When I initiate final hospital discharge planning, I am making a clinical judgment that the patient is safe to leave the monitored environment of the hospital system. Hospital discharge planning begins on the first day of admission. Sometimes the patient wishes to leave against the medical advice of the physician. Sometimes they refuse to leave at the advice of the physician. And sometimes the physician and patient agree it's time for the next level of care.
But how do you as a physician know to pull the trigger and write the order for discharge? A certain number of my patients will always bounce back into the hospital. The frequent flyer club is alive and real. Whether it's the natural progression of end stage disease, issues with medical compliance or access issues which result in readmission, it doesn't really matter. The best way to prevent preventable readmissions is to have system processes in place that maximize success with the discharge process.
Is there a defining patient characteristic which guarantees safe discharge from the hospital and guarantees complete immunity from prosecution should a bad outcome occur? That answer is yes. Here's a text I got from my colleagues at the scene of the crime:
Happy, the nurses told me your abdominal pain patient in room 503 was having sex last night. They walked in on her. Do you think it's safe to discharge her this morning?
The answer to that question would be a resounding yes. If patients are well enough to have sex in the hospital, they are well enough to be discharged from the hospital before they develop discharge. Looking down the road, I think the patient's actions opened up the hospital to liability. I wonder if this patient will sue the hospital for pregnancy related complications due to ongoing alcohol and tobacco abuse. It would appear to me that getting pregnant in the hospital would be considered a hospital acquired never event. No patient should ever get pregnant in the hospital. Perhaps this will require a smack down by the Joint Commission.
If your patient is having sex in the hospital, hospital discharge planning should be initiated immediately before you have to figure out if they need a script for for Flagyl, Zithromax or Rocephin. This original Happy Hospitalist hospital ecard helps explain.

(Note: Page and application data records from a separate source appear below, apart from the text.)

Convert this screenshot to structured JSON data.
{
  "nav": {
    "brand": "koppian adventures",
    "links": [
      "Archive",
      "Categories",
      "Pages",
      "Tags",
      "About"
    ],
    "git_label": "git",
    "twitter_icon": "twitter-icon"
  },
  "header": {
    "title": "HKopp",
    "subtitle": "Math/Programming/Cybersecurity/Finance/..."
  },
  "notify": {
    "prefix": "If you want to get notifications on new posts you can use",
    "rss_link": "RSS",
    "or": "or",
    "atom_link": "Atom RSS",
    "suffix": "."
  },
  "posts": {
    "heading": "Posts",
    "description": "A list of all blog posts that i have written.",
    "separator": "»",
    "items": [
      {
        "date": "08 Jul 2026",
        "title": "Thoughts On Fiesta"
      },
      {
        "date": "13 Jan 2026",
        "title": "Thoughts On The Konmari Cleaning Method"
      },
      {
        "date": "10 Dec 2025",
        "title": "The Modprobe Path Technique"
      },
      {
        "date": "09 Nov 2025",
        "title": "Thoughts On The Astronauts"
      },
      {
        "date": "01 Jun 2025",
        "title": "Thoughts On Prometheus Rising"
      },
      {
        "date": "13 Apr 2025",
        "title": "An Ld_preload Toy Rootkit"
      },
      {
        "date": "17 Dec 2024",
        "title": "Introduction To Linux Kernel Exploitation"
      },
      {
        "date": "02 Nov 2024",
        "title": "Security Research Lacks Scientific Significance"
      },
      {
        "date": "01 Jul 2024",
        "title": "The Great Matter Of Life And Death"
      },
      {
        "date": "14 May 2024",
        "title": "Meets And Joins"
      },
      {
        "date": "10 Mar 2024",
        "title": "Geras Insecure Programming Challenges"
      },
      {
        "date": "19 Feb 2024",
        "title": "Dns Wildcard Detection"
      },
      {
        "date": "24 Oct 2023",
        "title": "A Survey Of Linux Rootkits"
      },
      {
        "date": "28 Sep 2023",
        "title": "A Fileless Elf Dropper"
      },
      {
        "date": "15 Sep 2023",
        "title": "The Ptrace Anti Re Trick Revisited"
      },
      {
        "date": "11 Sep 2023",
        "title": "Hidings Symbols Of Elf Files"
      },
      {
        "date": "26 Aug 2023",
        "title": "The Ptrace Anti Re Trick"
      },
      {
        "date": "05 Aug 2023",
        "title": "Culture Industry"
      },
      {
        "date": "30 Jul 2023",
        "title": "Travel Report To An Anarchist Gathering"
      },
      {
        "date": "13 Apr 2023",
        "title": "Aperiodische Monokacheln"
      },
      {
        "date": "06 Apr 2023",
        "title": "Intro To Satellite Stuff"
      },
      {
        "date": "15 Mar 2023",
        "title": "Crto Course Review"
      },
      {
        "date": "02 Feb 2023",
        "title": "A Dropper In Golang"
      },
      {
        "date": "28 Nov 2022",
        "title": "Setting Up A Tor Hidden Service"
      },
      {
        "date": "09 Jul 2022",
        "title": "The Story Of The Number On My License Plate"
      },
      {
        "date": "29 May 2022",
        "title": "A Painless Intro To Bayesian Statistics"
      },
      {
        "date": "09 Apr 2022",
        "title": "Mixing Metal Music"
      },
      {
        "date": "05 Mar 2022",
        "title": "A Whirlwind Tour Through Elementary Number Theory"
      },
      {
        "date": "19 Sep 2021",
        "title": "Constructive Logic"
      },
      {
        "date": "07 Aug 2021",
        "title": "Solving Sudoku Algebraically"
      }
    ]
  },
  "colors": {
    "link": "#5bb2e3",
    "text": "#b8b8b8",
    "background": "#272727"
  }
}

This post is for entertainment purposes only and likely contains humor only understood by those in a healthcare profession. Read at your own risk.